Exercise prompt:
Copy out each line in the material below that has the word "Mesh".

Data to examine:

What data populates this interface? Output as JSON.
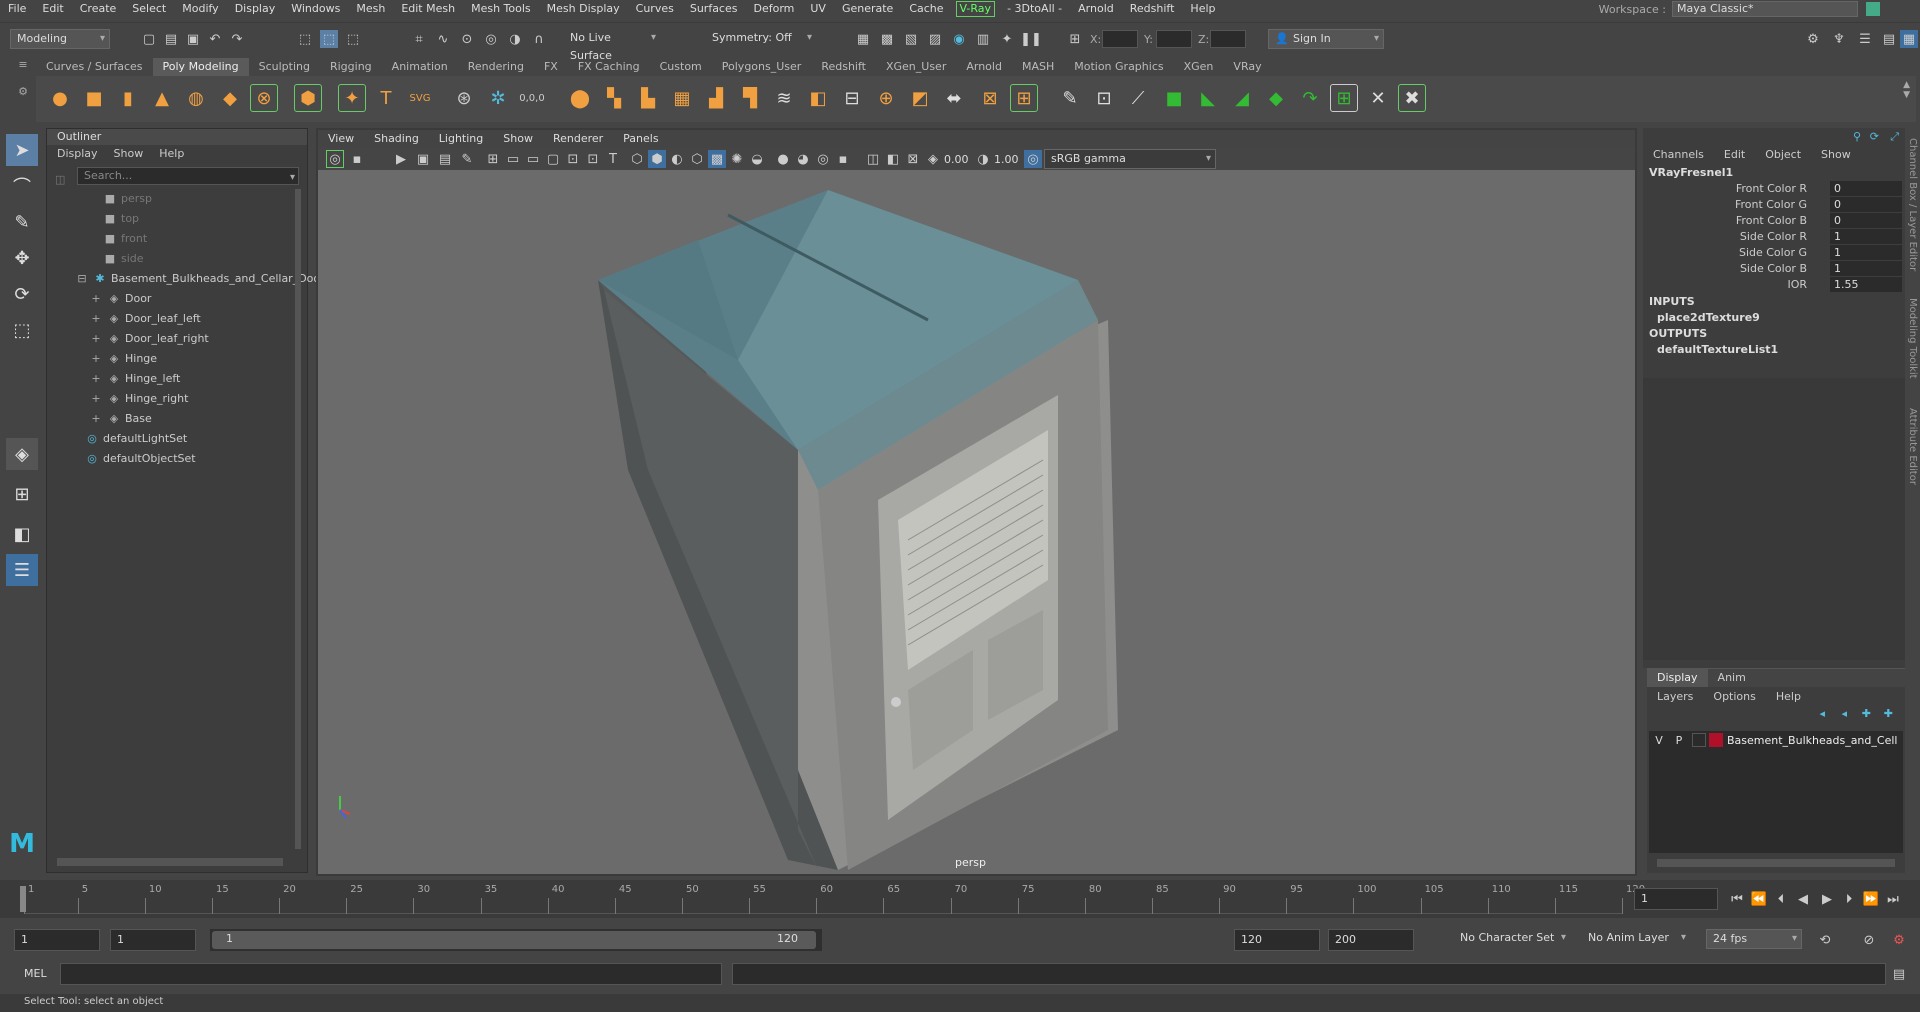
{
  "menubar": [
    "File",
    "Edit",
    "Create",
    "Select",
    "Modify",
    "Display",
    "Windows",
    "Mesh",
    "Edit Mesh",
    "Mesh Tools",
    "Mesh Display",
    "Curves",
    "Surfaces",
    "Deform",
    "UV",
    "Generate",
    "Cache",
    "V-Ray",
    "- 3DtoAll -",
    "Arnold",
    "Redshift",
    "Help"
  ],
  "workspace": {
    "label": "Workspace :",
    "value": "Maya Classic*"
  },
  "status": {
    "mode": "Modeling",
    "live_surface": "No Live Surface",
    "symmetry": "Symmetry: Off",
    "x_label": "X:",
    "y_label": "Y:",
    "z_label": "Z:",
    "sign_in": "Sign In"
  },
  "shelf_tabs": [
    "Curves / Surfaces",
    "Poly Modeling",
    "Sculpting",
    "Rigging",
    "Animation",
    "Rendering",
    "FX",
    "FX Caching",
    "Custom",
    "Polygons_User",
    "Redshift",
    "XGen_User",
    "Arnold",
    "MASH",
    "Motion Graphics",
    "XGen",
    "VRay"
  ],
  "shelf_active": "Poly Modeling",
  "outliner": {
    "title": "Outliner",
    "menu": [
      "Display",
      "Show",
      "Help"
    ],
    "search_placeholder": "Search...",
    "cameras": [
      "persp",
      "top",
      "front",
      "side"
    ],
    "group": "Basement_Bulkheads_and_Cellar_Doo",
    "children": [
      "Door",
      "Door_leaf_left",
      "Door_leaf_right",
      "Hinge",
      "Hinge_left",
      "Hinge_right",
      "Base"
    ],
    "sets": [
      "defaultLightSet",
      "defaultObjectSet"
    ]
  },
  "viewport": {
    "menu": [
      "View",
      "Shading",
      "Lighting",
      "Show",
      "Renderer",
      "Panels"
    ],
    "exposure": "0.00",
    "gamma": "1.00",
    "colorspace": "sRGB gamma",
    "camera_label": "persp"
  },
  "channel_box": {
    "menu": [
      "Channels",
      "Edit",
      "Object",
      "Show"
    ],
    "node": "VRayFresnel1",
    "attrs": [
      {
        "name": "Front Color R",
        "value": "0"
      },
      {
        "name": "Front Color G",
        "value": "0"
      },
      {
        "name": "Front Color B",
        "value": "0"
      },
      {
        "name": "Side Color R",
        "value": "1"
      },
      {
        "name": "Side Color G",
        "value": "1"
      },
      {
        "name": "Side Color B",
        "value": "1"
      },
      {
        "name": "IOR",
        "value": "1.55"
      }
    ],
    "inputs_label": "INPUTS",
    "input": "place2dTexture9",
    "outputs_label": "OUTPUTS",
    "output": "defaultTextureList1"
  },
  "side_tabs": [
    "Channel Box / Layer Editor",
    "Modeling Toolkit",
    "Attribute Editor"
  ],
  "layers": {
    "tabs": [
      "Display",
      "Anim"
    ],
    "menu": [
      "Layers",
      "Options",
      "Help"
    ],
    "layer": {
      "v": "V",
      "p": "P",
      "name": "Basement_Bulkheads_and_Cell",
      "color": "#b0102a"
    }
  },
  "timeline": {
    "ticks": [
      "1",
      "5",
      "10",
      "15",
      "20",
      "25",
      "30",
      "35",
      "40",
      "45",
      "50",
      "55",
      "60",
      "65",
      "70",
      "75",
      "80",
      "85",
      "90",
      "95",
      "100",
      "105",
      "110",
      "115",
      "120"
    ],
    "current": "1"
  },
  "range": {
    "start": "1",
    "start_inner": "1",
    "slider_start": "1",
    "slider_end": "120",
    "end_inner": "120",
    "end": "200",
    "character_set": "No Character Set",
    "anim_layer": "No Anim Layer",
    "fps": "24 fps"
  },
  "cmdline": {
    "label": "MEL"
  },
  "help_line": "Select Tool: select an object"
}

Exercise response:
    "Mesh",
    "Edit Mesh",
    "Mesh Tools",
    "Mesh Display",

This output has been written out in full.